(Data about app and page elements)
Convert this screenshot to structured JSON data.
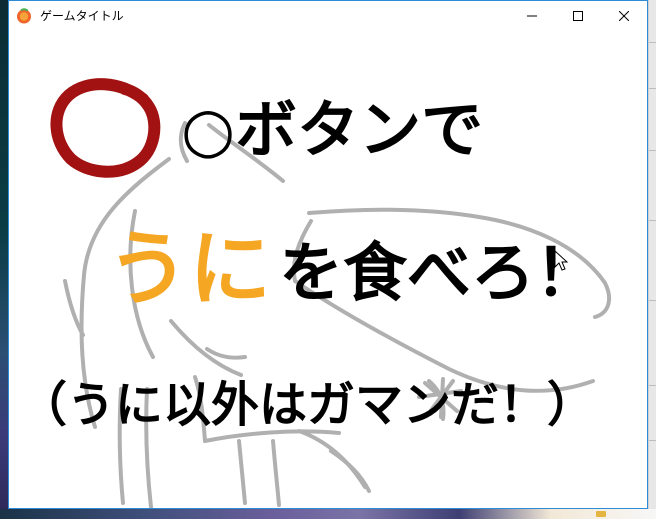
{
  "window": {
    "title": "ゲームタイトル",
    "controls": {
      "minimize": "minimize",
      "maximize": "maximize",
      "close": "close"
    }
  },
  "canvas": {
    "line1": "○ボタンで",
    "line2_highlight": "うに",
    "line2_rest": "を食べろ！",
    "line3": "（うに以外はガマンだ！）"
  },
  "colors": {
    "title_border": "#2e8bd6",
    "circle": "#a31212",
    "highlight": "#f5a623",
    "ink": "#000000",
    "sketch": "#b0b0b0"
  },
  "icons": {
    "app": "game-icon",
    "minimize": "minimize-icon",
    "maximize": "maximize-icon",
    "close": "close-icon",
    "cursor": "mouse-cursor-icon"
  }
}
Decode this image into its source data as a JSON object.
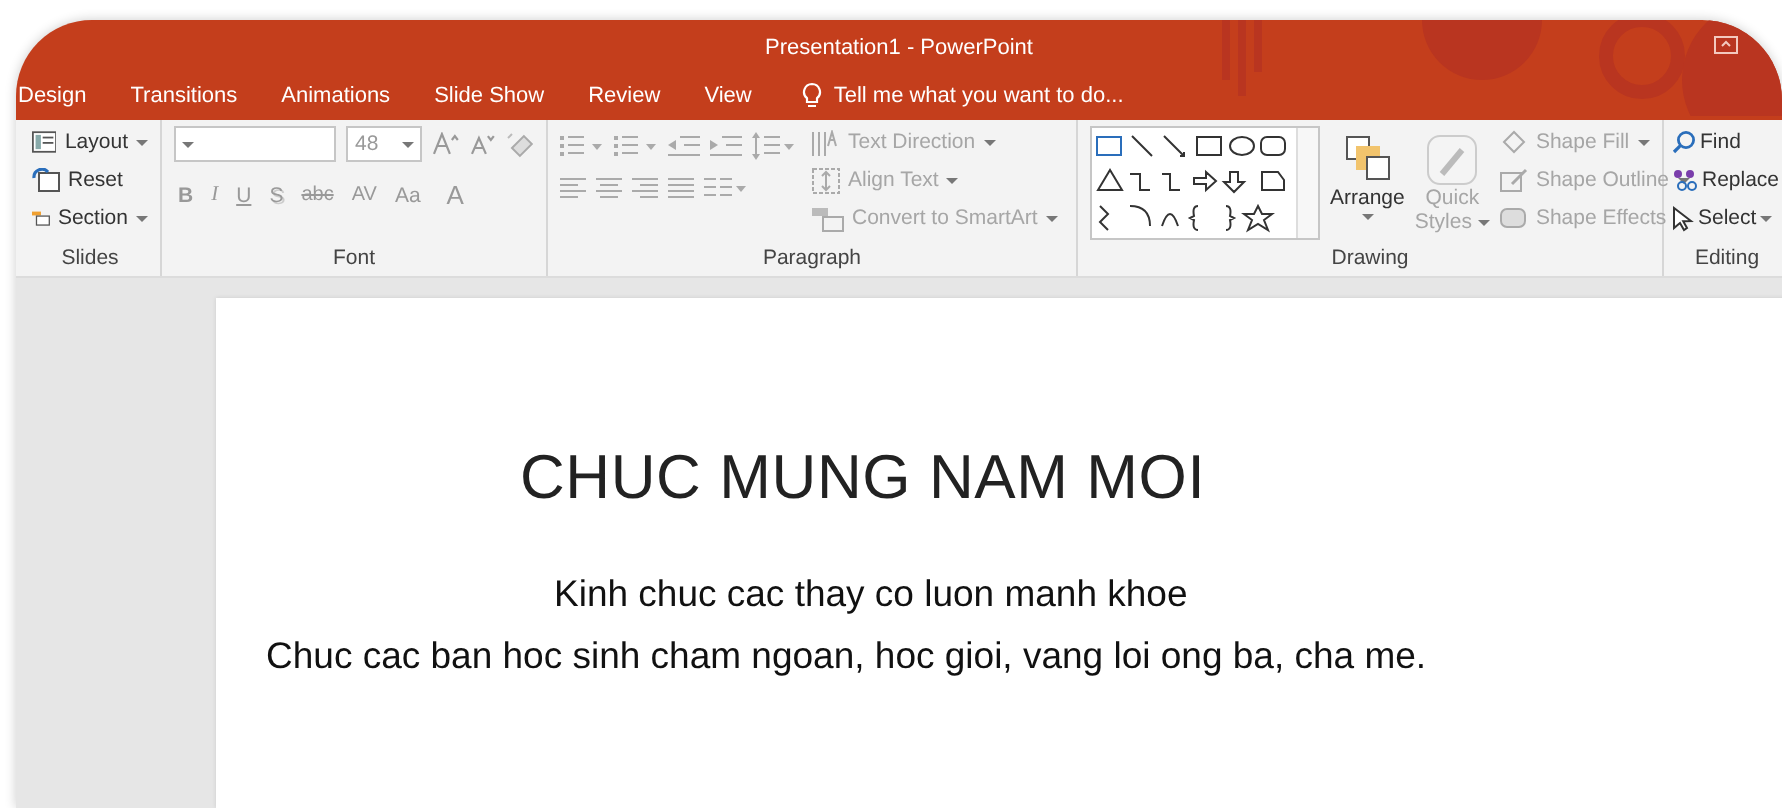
{
  "window": {
    "title": "Presentation1 - PowerPoint"
  },
  "tabs": [
    {
      "label": "Design"
    },
    {
      "label": "Transitions"
    },
    {
      "label": "Animations"
    },
    {
      "label": "Slide Show"
    },
    {
      "label": "Review"
    },
    {
      "label": "View"
    }
  ],
  "tell_me": {
    "placeholder": "Tell me what you want to do..."
  },
  "ribbon": {
    "slides": {
      "label": "Slides",
      "items": [
        {
          "label": "Layout",
          "has_menu": true
        },
        {
          "label": "Reset",
          "has_menu": false
        },
        {
          "label": "Section",
          "has_menu": true
        }
      ]
    },
    "font": {
      "label": "Font",
      "font_size": "48",
      "format_buttons": [
        {
          "label": "B",
          "kind": "bold",
          "disabled": true
        },
        {
          "label": "I",
          "kind": "italic",
          "disabled": true
        },
        {
          "label": "U",
          "kind": "underline",
          "disabled": true
        },
        {
          "label": "S",
          "kind": "shadow",
          "disabled": true
        },
        {
          "label": "abc",
          "kind": "strike",
          "disabled": true
        },
        {
          "label": "AV",
          "kind": "spacing",
          "disabled": true
        },
        {
          "label": "Aa",
          "kind": "case",
          "disabled": true
        },
        {
          "label": "A",
          "kind": "color",
          "disabled": true
        }
      ]
    },
    "paragraph": {
      "label": "Paragraph",
      "commands": [
        {
          "label": "Text Direction",
          "disabled": true
        },
        {
          "label": "Align Text",
          "disabled": true
        },
        {
          "label": "Convert to SmartArt",
          "disabled": true
        }
      ]
    },
    "drawing": {
      "label": "Drawing",
      "arrange": {
        "label": "Arrange"
      },
      "quick_styles": {
        "label_1": "Quick",
        "label_2": "Styles",
        "disabled": true
      },
      "commands": [
        {
          "label": "Shape Fill",
          "disabled": true
        },
        {
          "label": "Shape Outline",
          "disabled": true
        },
        {
          "label": "Shape Effects",
          "disabled": true
        }
      ]
    },
    "editing": {
      "label": "Editing",
      "commands": [
        {
          "label": "Find",
          "has_menu": false
        },
        {
          "label": "Replace",
          "has_menu": false
        },
        {
          "label": "Select",
          "has_menu": true
        }
      ]
    }
  },
  "slide": {
    "title": "CHUC MUNG NAM MOI",
    "lines": [
      "Kinh chuc cac thay co luon manh khoe",
      "Chuc cac ban hoc sinh cham ngoan, hoc gioi, vang loi ong ba, cha me."
    ]
  }
}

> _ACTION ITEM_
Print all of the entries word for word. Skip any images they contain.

> _ANSWER TO THE PROBLEM_
Convert this screenshot to structured JSON data.
{
  "window": {
    "title": "ゲームタイトル",
    "controls": {
      "minimize": "minimize",
      "maximize": "maximize",
      "close": "close"
    }
  },
  "canvas": {
    "line1": "○ボタンで",
    "line2_highlight": "うに",
    "line2_rest": "を食べろ！",
    "line3": "（うに以外はガマンだ！）"
  },
  "colors": {
    "title_border": "#2e8bd6",
    "circle": "#a31212",
    "highlight": "#f5a623",
    "ink": "#000000",
    "sketch": "#b0b0b0"
  },
  "icons": {
    "app": "game-icon",
    "minimize": "minimize-icon",
    "maximize": "maximize-icon",
    "close": "close-icon",
    "cursor": "mouse-cursor-icon"
  }
}
Decode this image into its source data as a JSON object.
{
  "window": {
    "title": "Presentation1 - PowerPoint"
  },
  "tabs": [
    {
      "label": "Design"
    },
    {
      "label": "Transitions"
    },
    {
      "label": "Animations"
    },
    {
      "label": "Slide Show"
    },
    {
      "label": "Review"
    },
    {
      "label": "View"
    }
  ],
  "tell_me": {
    "placeholder": "Tell me what you want to do..."
  },
  "ribbon": {
    "slides": {
      "label": "Slides",
      "items": [
        {
          "label": "Layout",
          "has_menu": true
        },
        {
          "label": "Reset",
          "has_menu": false
        },
        {
          "label": "Section",
          "has_menu": true
        }
      ]
    },
    "font": {
      "label": "Font",
      "font_size": "48",
      "format_buttons": [
        {
          "label": "B",
          "kind": "bold",
          "disabled": true
        },
        {
          "label": "I",
          "kind": "italic",
          "disabled": true
        },
        {
          "label": "U",
          "kind": "underline",
          "disabled": true
        },
        {
          "label": "S",
          "kind": "shadow",
          "disabled": true
        },
        {
          "label": "abc",
          "kind": "strike",
          "disabled": true
        },
        {
          "label": "AV",
          "kind": "spacing",
          "disabled": true
        },
        {
          "label": "Aa",
          "kind": "case",
          "disabled": true
        },
        {
          "label": "A",
          "kind": "color",
          "disabled": true
        }
      ]
    },
    "paragraph": {
      "label": "Paragraph",
      "commands": [
        {
          "label": "Text Direction",
          "disabled": true
        },
        {
          "label": "Align Text",
          "disabled": true
        },
        {
          "label": "Convert to SmartArt",
          "disabled": true
        }
      ]
    },
    "drawing": {
      "label": "Drawing",
      "arrange": {
        "label": "Arrange"
      },
      "quick_styles": {
        "label_1": "Quick",
        "label_2": "Styles",
        "disabled": true
      },
      "commands": [
        {
          "label": "Shape Fill",
          "disabled": true
        },
        {
          "label": "Shape Outline",
          "disabled": true
        },
        {
          "label": "Shape Effects",
          "disabled": true
        }
      ]
    },
    "editing": {
      "label": "Editing",
      "commands": [
        {
          "label": "Find",
          "has_menu": false
        },
        {
          "label": "Replace",
          "has_menu": false
        },
        {
          "label": "Select",
          "has_menu": true
        }
      ]
    }
  },
  "slide": {
    "title": "CHUC MUNG NAM MOI",
    "lines": [
      "Kinh chuc cac thay co luon manh khoe",
      "Chuc cac ban hoc sinh cham ngoan, hoc gioi, vang loi ong ba, cha me."
    ]
  }
}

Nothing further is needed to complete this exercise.